A win would have undoubtedly changed their fortunes, but with another point each they've been able to slightly maintain their distance above fourth place Costa Rica (19 points) and fifth place Panama (18 points) in the Octagonal table. As long as Mexico (22 points, third place) and the United States (22 points, second place on goal difference) maintain their place within the top three, a direct spot to this year's World Cup will be earned.
Looking back at Mexico though, who were slightly fortunate to not allow a goal by their American rivals, bittersweet feelings remain about their latest performance.
Martino's substitutes were made far too late, the attack lacked chemistry, and although the defense was one of the few positives, they allowed the USMNT to create dangerous chances -- which, luckily for El Tri supporters, they missed.
Will Martino find improvements?
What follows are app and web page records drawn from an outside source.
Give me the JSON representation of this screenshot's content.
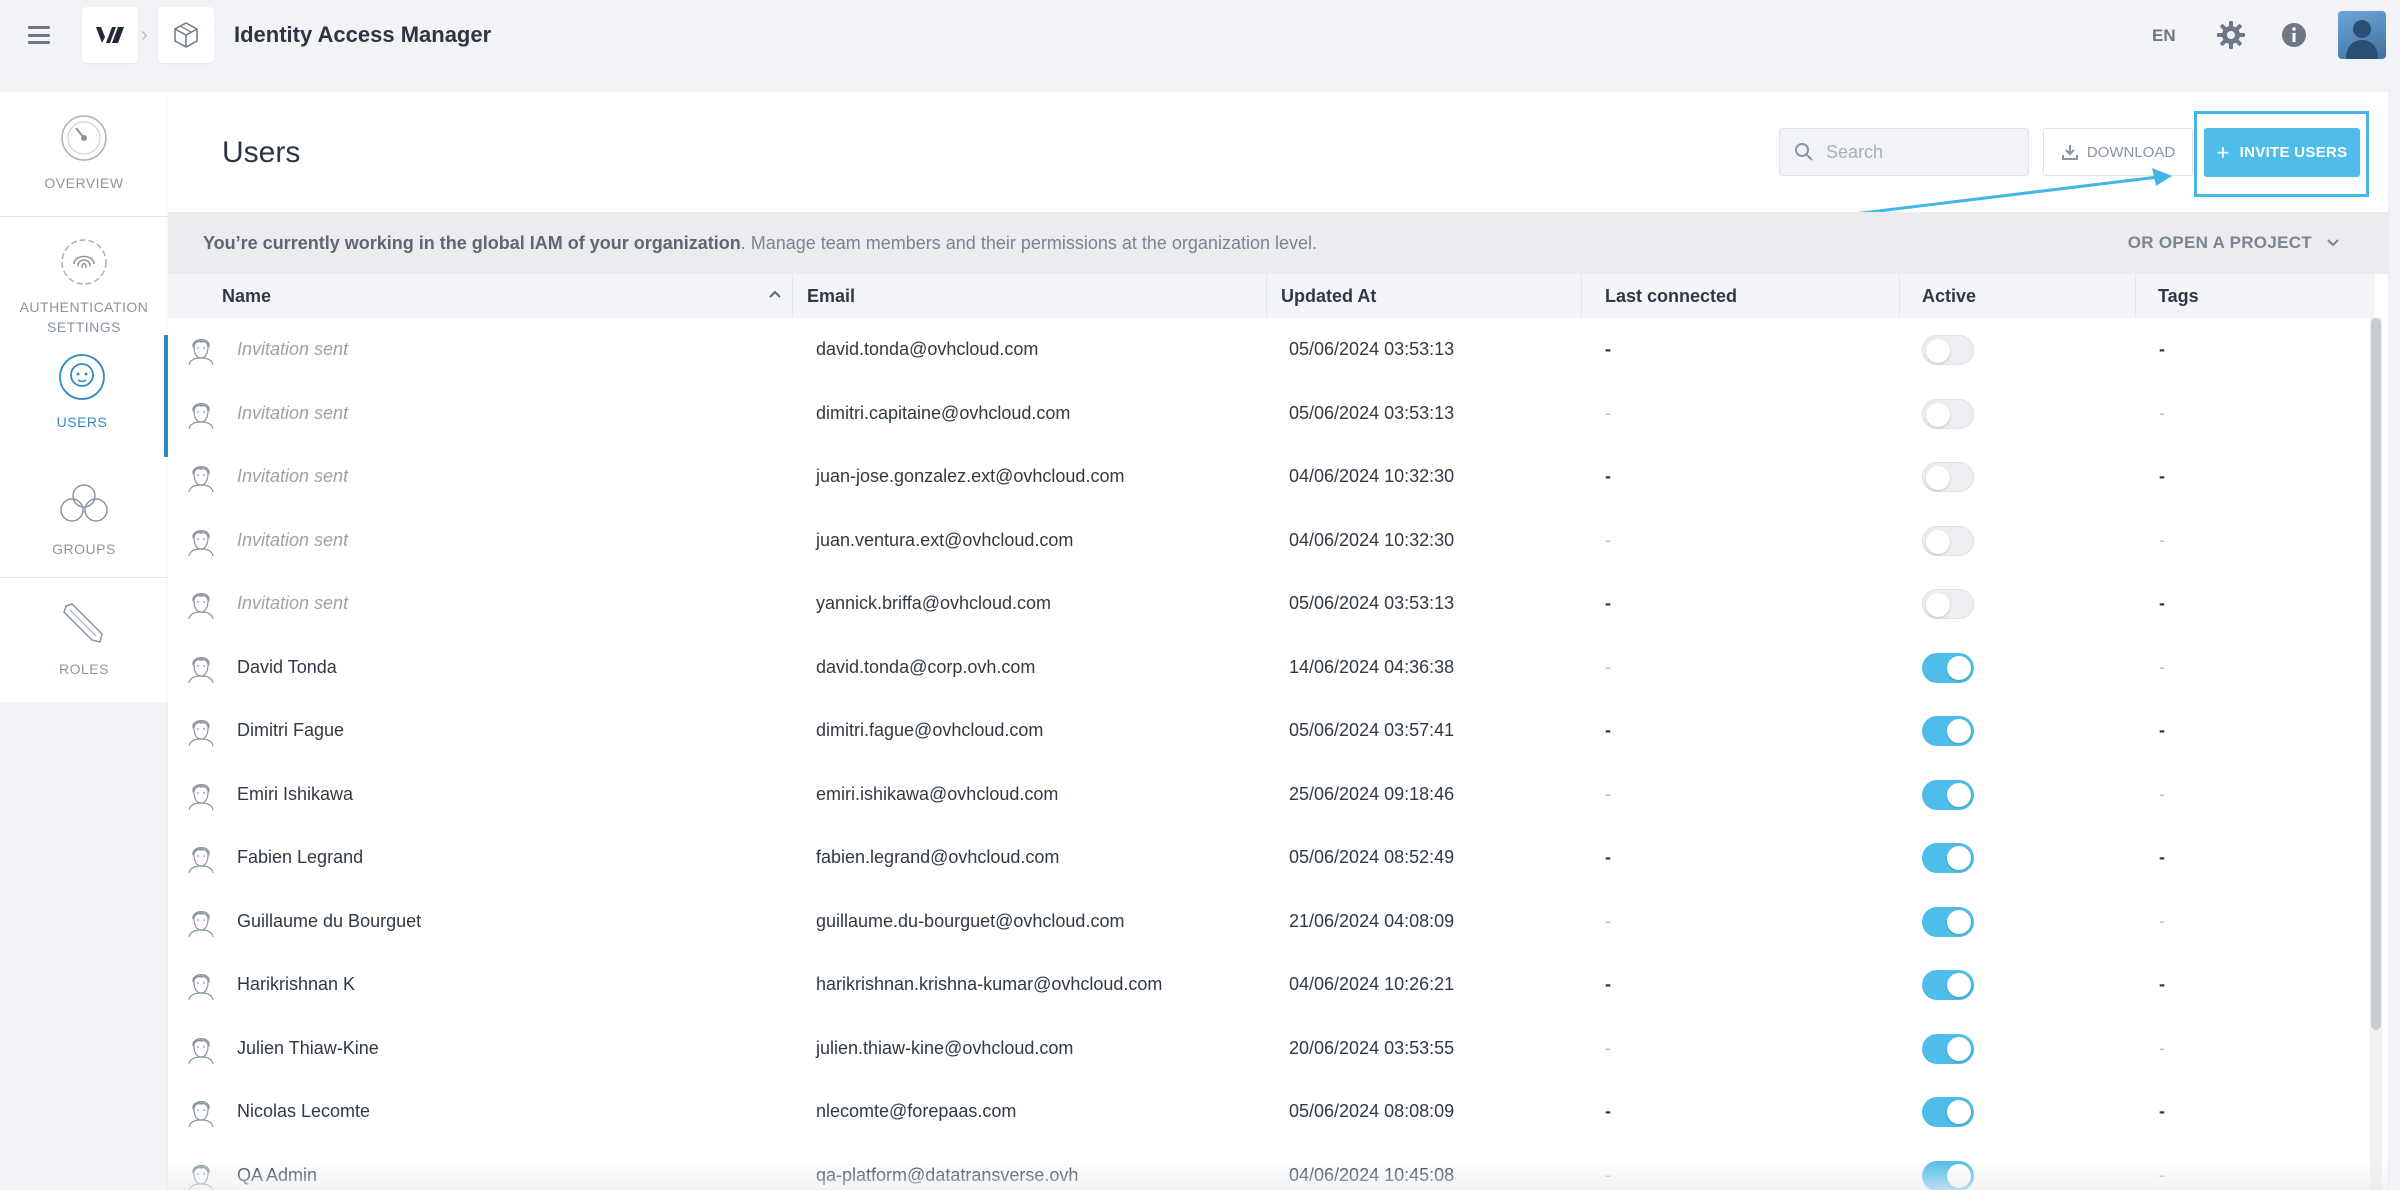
{
  "app": {
    "title": "Identity Access Manager",
    "language": "EN",
    "accent_color": "#4fbde9",
    "nav_active_color": "#2f8bc5"
  },
  "sidenav": {
    "items": [
      {
        "label": "OVERVIEW",
        "icon": "gauge-icon"
      },
      {
        "label": "AUTHENTICATION SETTINGS",
        "label_line1": "AUTHENTICATION",
        "label_line2": "SETTINGS",
        "icon": "fingerprint-gear-icon"
      },
      {
        "label": "USERS",
        "icon": "user-face-icon",
        "active": true
      },
      {
        "label": "GROUPS",
        "icon": "group-faces-icon"
      },
      {
        "label": "ROLES",
        "icon": "pencil-icon"
      }
    ]
  },
  "header": {
    "title": "Users",
    "search_placeholder": "Search",
    "download_label": "DOWNLOAD",
    "invite_label": "INVITE USERS"
  },
  "banner": {
    "bold": "You’re currently working in the global IAM of your organization",
    "rest": ". Manage team members and their permissions at the organization level.",
    "open_project_label": "OR OPEN A PROJECT"
  },
  "table": {
    "columns": [
      "Name",
      "Email",
      "Updated At",
      "Last connected",
      "Active",
      "Tags"
    ],
    "rows": [
      {
        "name": "Invitation sent",
        "invited": true,
        "email": "david.tonda@ovhcloud.com",
        "updated": "05/06/2024 03:53:13",
        "last": "-",
        "active": false,
        "tags": "-"
      },
      {
        "name": "Invitation sent",
        "invited": true,
        "email": "dimitri.capitaine@ovhcloud.com",
        "updated": "05/06/2024 03:53:13",
        "last": "-",
        "active": false,
        "tags": "-"
      },
      {
        "name": "Invitation sent",
        "invited": true,
        "email": "juan-jose.gonzalez.ext@ovhcloud.com",
        "updated": "04/06/2024 10:32:30",
        "last": "-",
        "active": false,
        "tags": "-"
      },
      {
        "name": "Invitation sent",
        "invited": true,
        "email": "juan.ventura.ext@ovhcloud.com",
        "updated": "04/06/2024 10:32:30",
        "last": "-",
        "active": false,
        "tags": "-"
      },
      {
        "name": "Invitation sent",
        "invited": true,
        "email": "yannick.briffa@ovhcloud.com",
        "updated": "05/06/2024 03:53:13",
        "last": "-",
        "active": false,
        "tags": "-"
      },
      {
        "name": "David Tonda",
        "invited": false,
        "email": "david.tonda@corp.ovh.com",
        "updated": "14/06/2024 04:36:38",
        "last": "-",
        "active": true,
        "tags": "-"
      },
      {
        "name": "Dimitri Fague",
        "invited": false,
        "email": "dimitri.fague@ovhcloud.com",
        "updated": "05/06/2024 03:57:41",
        "last": "-",
        "active": true,
        "tags": "-"
      },
      {
        "name": "Emiri Ishikawa",
        "invited": false,
        "email": "emiri.ishikawa@ovhcloud.com",
        "updated": "25/06/2024 09:18:46",
        "last": "-",
        "active": true,
        "tags": "-"
      },
      {
        "name": "Fabien Legrand",
        "invited": false,
        "email": "fabien.legrand@ovhcloud.com",
        "updated": "05/06/2024 08:52:49",
        "last": "-",
        "active": true,
        "tags": "-"
      },
      {
        "name": "Guillaume du Bourguet",
        "invited": false,
        "email": "guillaume.du-bourguet@ovhcloud.com",
        "updated": "21/06/2024 04:08:09",
        "last": "-",
        "active": true,
        "tags": "-"
      },
      {
        "name": "Harikrishnan K",
        "invited": false,
        "email": "harikrishnan.krishna-kumar@ovhcloud.com",
        "updated": "04/06/2024 10:26:21",
        "last": "-",
        "active": true,
        "tags": "-"
      },
      {
        "name": "Julien Thiaw-Kine",
        "invited": false,
        "email": "julien.thiaw-kine@ovhcloud.com",
        "updated": "20/06/2024 03:53:55",
        "last": "-",
        "active": true,
        "tags": "-"
      },
      {
        "name": "Nicolas Lecomte",
        "invited": false,
        "email": "nlecomte@forepaas.com",
        "updated": "05/06/2024 08:08:09",
        "last": "-",
        "active": true,
        "tags": "-"
      },
      {
        "name": "QA Admin",
        "invited": false,
        "email": "qa-platform@datatransverse.ovh",
        "updated": "04/06/2024 10:45:08",
        "last": "-",
        "active": true,
        "tags": "-"
      }
    ]
  }
}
"We've lost that calm in the last 25 meters of the field. Not only during the times when we need to score a goal, but also when needing to make that pass," Martino said. "It's clear that it's a subject that we need to restore."
Mexico's next two and final opponents in the Octagonal, will be more forgiving. On March 27, they'll visit a Honduran side who are now officially out of the running for the World Cup with a four-point tally at the very bottom of the table at eight place. Then, on March 30, El Tri will host sixth place El Salvador, who are also eliminated for World Cup contention with 10 points.
There is a straightforward path to World Cup qualification here, but the issue isn't one just about qualifying for the big tournament. It's about showcasing along the way that the team can compete for something far greater than regional dominance.
Attention spans are notoriously short in the international window and there will be another opportunity at home when Mexico hosts El Salvador. However, after walking out of the Azteca on Thursday night, one couldn't help but feel that the stadium had lost some mystique -- and that El Tri closed the latest chapter of its rivalry with the USMNT on a shaky and precarious note.